The African Country Where Women Are Forced to Gain Weight

The African Country Where Women Are Forced to Gain Weight

In a world where body image and beauty standards are constantly evolving, it is hard to imagine a place where women are forced to gain weight. However, in the West African country of Mauritania, this is exactly the case. For centuries, Mauritanian society has upheld a cultural ideal of beauty that celebrates larger bodies, particularly in women. This practice, known as “leblouh,” involves the force-feeding of young girls to ensure they attain the desired weight and shape.

Leblouh is deeply rooted in Mauritanian culture and is seen as a way to prepare girls for marriage and motherhood. The belief is that a larger body signifies wealth, health, and fertility. From a young age, girls are subjected to intense feeding rituals that involve consuming large quantities of food, often to the point of discomfort and pain. This process can last for several months or even years, depending on the desired weight gain.

The force-feeding is typically carried out by older women in the family or designated “fatteners.” These women are responsible for monitoring the girls’ progress and ensuring they meet the weight targets set by their families. The food provided during leblouh consists of high-calorie meals, often rich in carbohydrates and fats. Girls are encouraged to eat as much as possible, even when they feel full or sick.

The consequences of leblouh are severe and long-lasting. Many girls suffer from physical and psychological health issues as a result of the force-feeding. The excessive weight gain puts a strain on their bodies, leading to problems such as diabetes, high blood pressure, and heart disease. Additionally, the psychological impact of being forced to conform to an unrealistic beauty standard can be devastating, leading to low self-esteem, body dysmorphia, and eating disorders.

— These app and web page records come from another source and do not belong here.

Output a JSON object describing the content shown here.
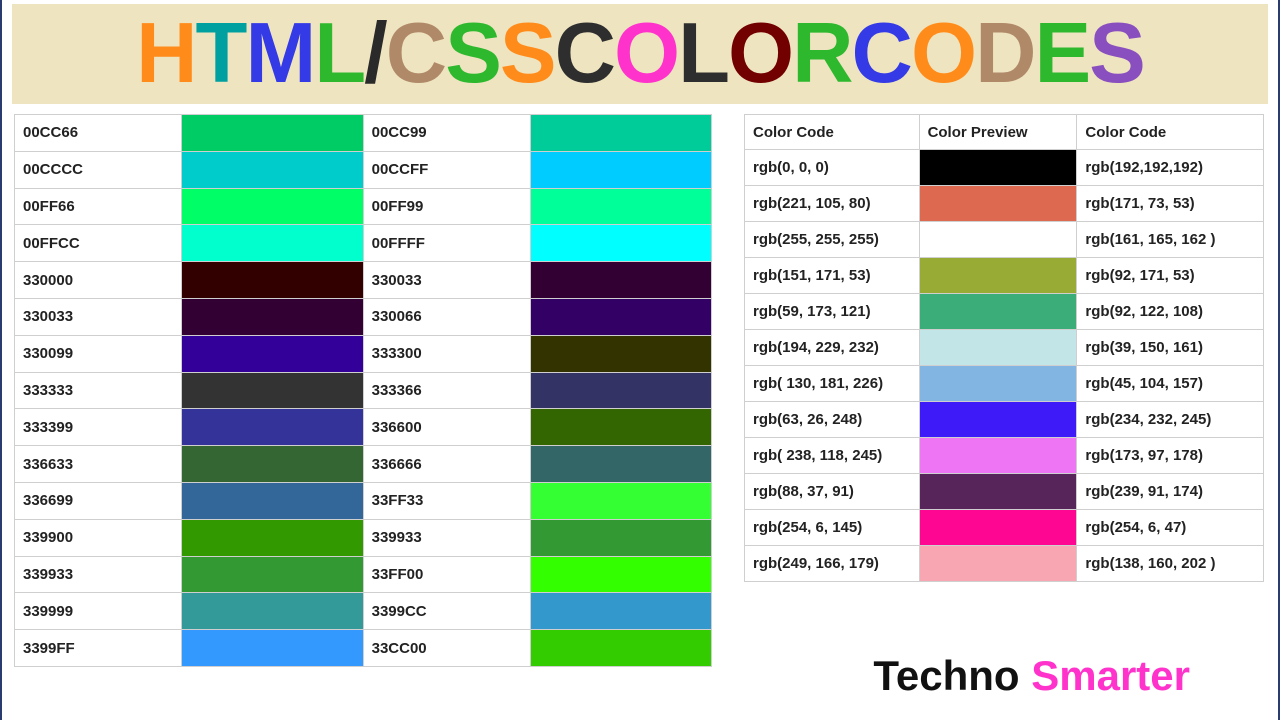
{
  "title": {
    "chars": [
      {
        "t": "H",
        "c": "#ff8c1a"
      },
      {
        "t": "T",
        "c": "#00a0a0"
      },
      {
        "t": "M",
        "c": "#333ae6"
      },
      {
        "t": "L",
        "c": "#2eb82e"
      },
      {
        "t": "/",
        "c": "#2a2a2a"
      },
      {
        "t": "C",
        "c": "#b08968"
      },
      {
        "t": "S",
        "c": "#2eb82e"
      },
      {
        "t": "S",
        "c": "#ff8c1a"
      },
      {
        "t": " ",
        "c": "#000"
      },
      {
        "t": "C",
        "c": "#2e2e2e"
      },
      {
        "t": "O",
        "c": "#ff33cc"
      },
      {
        "t": "L",
        "c": "#2e2e2e"
      },
      {
        "t": "O",
        "c": "#720000"
      },
      {
        "t": "R",
        "c": "#2eb82e"
      },
      {
        "t": " ",
        "c": "#000"
      },
      {
        "t": "C",
        "c": "#333ae6"
      },
      {
        "t": "O",
        "c": "#ff8c1a"
      },
      {
        "t": "D",
        "c": "#b08968"
      },
      {
        "t": "E",
        "c": "#2eb82e"
      },
      {
        "t": "S",
        "c": "#8a4fbf"
      }
    ]
  },
  "hex_rows": [
    {
      "a": "00CC66",
      "ac": "#00CC66",
      "b": "00CC99",
      "bc": "#00CC99"
    },
    {
      "a": "00CCCC",
      "ac": "#00CCCC",
      "b": "00CCFF",
      "bc": "#00CCFF"
    },
    {
      "a": "00FF66",
      "ac": "#00FF66",
      "b": "00FF99",
      "bc": "#00FF99"
    },
    {
      "a": "00FFCC",
      "ac": "#00FFCC",
      "b": "00FFFF",
      "bc": "#00FFFF"
    },
    {
      "a": "330000",
      "ac": "#330000",
      "b": "330033",
      "bc": "#330033"
    },
    {
      "a": "330033",
      "ac": "#330033",
      "b": "330066",
      "bc": "#330066"
    },
    {
      "a": "330099",
      "ac": "#330099",
      "b": "333300",
      "bc": "#333300"
    },
    {
      "a": "333333",
      "ac": "#333333",
      "b": "333366",
      "bc": "#333366"
    },
    {
      "a": "333399",
      "ac": "#333399",
      "b": "336600",
      "bc": "#336600"
    },
    {
      "a": "336633",
      "ac": "#336633",
      "b": "336666",
      "bc": "#336666"
    },
    {
      "a": "336699",
      "ac": "#336699",
      "b": "33FF33",
      "bc": "#33FF33"
    },
    {
      "a": "339900",
      "ac": "#339900",
      "b": "339933",
      "bc": "#339933"
    },
    {
      "a": "339933",
      "ac": "#339933",
      "b": "33FF00",
      "bc": "#33FF00"
    },
    {
      "a": "339999",
      "ac": "#339999",
      "b": "3399CC",
      "bc": "#3399CC"
    },
    {
      "a": "3399FF",
      "ac": "#3399FF",
      "b": "33CC00",
      "bc": "#33CC00"
    }
  ],
  "rgb_headers": {
    "c1": "Color Code",
    "c2": "Color Preview",
    "c3": "Color Code"
  },
  "rgb_rows": [
    {
      "a": "rgb(0, 0, 0)",
      "ac": "rgb(0,0,0)",
      "b": "rgb(192,192,192)"
    },
    {
      "a": "rgb(221, 105, 80)",
      "ac": "rgb(221,105,80)",
      "b": "rgb(171, 73, 53)"
    },
    {
      "a": "rgb(255, 255, 255)",
      "ac": "rgb(255,255,255)",
      "b": "rgb(161, 165, 162 )"
    },
    {
      "a": "rgb(151, 171, 53)",
      "ac": "rgb(151,171,53)",
      "b": "rgb(92, 171, 53)"
    },
    {
      "a": "rgb(59, 173, 121)",
      "ac": "rgb(59,173,121)",
      "b": "rgb(92, 122, 108)"
    },
    {
      "a": "rgb(194, 229, 232)",
      "ac": "rgb(194,229,232)",
      "b": "rgb(39, 150, 161)"
    },
    {
      "a": "rgb( 130, 181, 226)",
      "ac": "rgb(130,181,226)",
      "b": "rgb(45, 104, 157)"
    },
    {
      "a": "rgb(63, 26, 248)",
      "ac": "rgb(63,26,248)",
      "b": "rgb(234, 232, 245)"
    },
    {
      "a": "rgb( 238, 118, 245)",
      "ac": "rgb(238,118,245)",
      "b": "rgb(173, 97, 178)"
    },
    {
      "a": "rgb(88, 37, 91)",
      "ac": "rgb(88,37,91)",
      "b": "rgb(239, 91, 174)"
    },
    {
      "a": "rgb(254, 6, 145)",
      "ac": "rgb(254,6,145)",
      "b": "rgb(254, 6, 47)"
    },
    {
      "a": "rgb(249, 166, 179)",
      "ac": "rgb(249,166,179)",
      "b": "rgb(138, 160, 202 )"
    }
  ],
  "brand": {
    "a": "Techno ",
    "b": "Smarter",
    "ac": "#111",
    "bc": "#ff33cc"
  }
}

Despite the harmful effects of leblouh, the practice continues to persist in Mauritanian society. It is deeply ingrained in the cultural fabric and is seen as a necessary rite of passage for girls. Families believe that by subjecting their daughters to leblouh, they are ensuring their future success in finding a suitable husband and securing their place in society.

Efforts to eradicate leblouh have been met with resistance and cultural backlash. The government of Mauritania has implemented laws to criminalize the practice, but enforcement remains a challenge. Many families continue to engage in leblouh behind closed doors, fearing social ostracism if they abandon the tradition.

International organizations and human rights activists have also taken up the cause to raise awareness about the harmful effects of leblouh and advocate for its eradication. They work with local communities to educate them about the dangers of force-feeding and promote alternative beauty standards that celebrate diversity and body positivity.

While progress has been made in recent years, there is still a long way to go in eliminating leblouh from Mauritanian society. Changing deeply ingrained cultural practices requires a multi-faceted approach that involves education, legislation, and community engagement. It is crucial to empower women and girls to challenge societal norms and embrace their bodies as they are, without the pressure to conform to unrealistic beauty standards.

In conclusion, the practice of leblouh in Mauritania is a stark reminder of the damaging effects of cultural beauty ideals. Forcing women to gain weight not only puts their physical and mental health at risk but also perpetuates harmful stereotypes and unrealistic expectations. It is essential to continue the fight against leblouh and promote body positivity and acceptance for all.

Write A Comment